So, how can Indian brands effectively adopt design thinking? While there are several open-source tools and techniques around the processes, design thinking needs a mindset for action. There are three aspects to this mindset that one should consider:
1. Encounter the world with empathy  
To effectively identify the problem or challenge, the first step is to have empathy–to not simply sympathize or have pity for the problems of another human being, but to understand and even feel them in a profound way. To empathize, people must put themselves in the shoes of those they’re designing for, experience what they experience, and not just by doing desk research, but by spending time with users to understand them better. During interactions with users, while one can get a sense of what they say and what they do, it’s equally important to interpret what they are feeling and thinking. This can help articulate the need or challenge better, and one can gain interesting insights. 

2. Embrace failure and reward risk  
Unlike the traditional way of falling in love with just one idea, a design-thinking mindset makes one open to testing out multiple ideas or scenarios in the fastest, most efficient and effective way possible. To design an interactive experience, develop several paper prototypes of the flow. To design a product, use any material that can emulate the desired experience. And, critically important, get the desired users to experience the design. Capture feedback. See what worked, what can be improved. Rapid prototyping, with modifications based on user feedback, can help build a better product or service. Remember, design thinking is iterative, so why not get the user in the early stages of development before investing heavily on R&D? Fail faster and chances are that you will succeed sooner. 
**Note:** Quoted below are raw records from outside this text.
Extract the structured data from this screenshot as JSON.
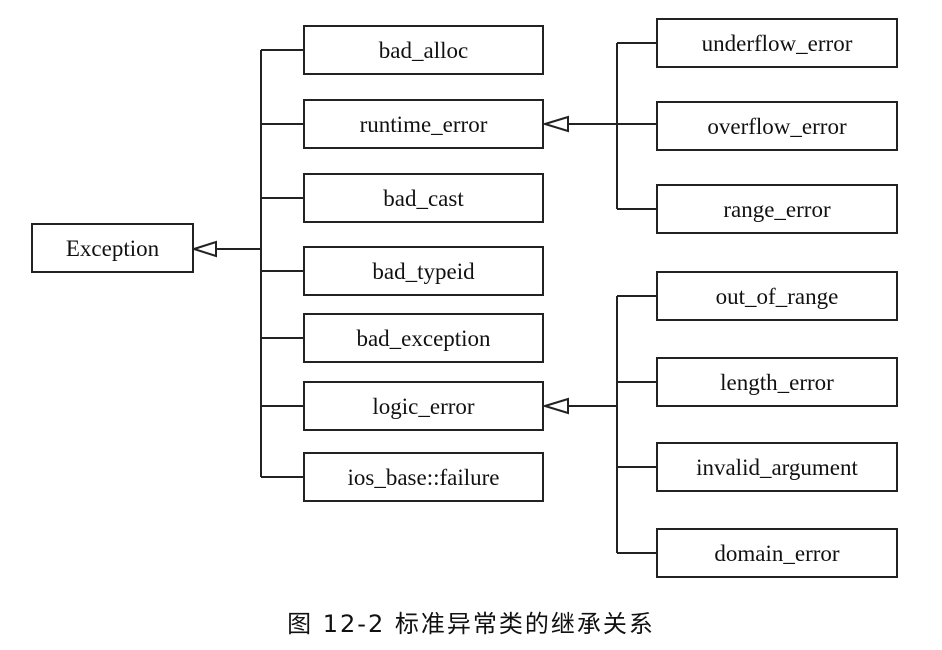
{
  "diagram": {
    "root": {
      "label": "Exception"
    },
    "level1": [
      {
        "label": "bad_alloc"
      },
      {
        "label": "runtime_error"
      },
      {
        "label": "bad_cast"
      },
      {
        "label": "bad_typeid"
      },
      {
        "label": "bad_exception"
      },
      {
        "label": "logic_error"
      },
      {
        "label": "ios_base::failure"
      }
    ],
    "runtime_children": [
      {
        "label": "underflow_error"
      },
      {
        "label": "overflow_error"
      },
      {
        "label": "range_error"
      }
    ],
    "logic_children": [
      {
        "label": "out_of_range"
      },
      {
        "label": "length_error"
      },
      {
        "label": "invalid_argument"
      },
      {
        "label": "domain_error"
      }
    ]
  },
  "caption": {
    "text": "图 12-2   标准异常类的继承关系"
  }
}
3. Encourage a design-thinking culture  
The ownership of design thinking cannot just rest with a few in an organization. Infosys, the Indian IT consultancy where 80,000 employees are already trained in design thinking, has set a good example. According to Infosys’s recent annual report, even board members have all gone through what the company calls “immersion sessions” in which they have been trained on design thinking. With this design-thinking orientation, the Infosys board has a context for understanding and assessing initiatives proposed by the CEO.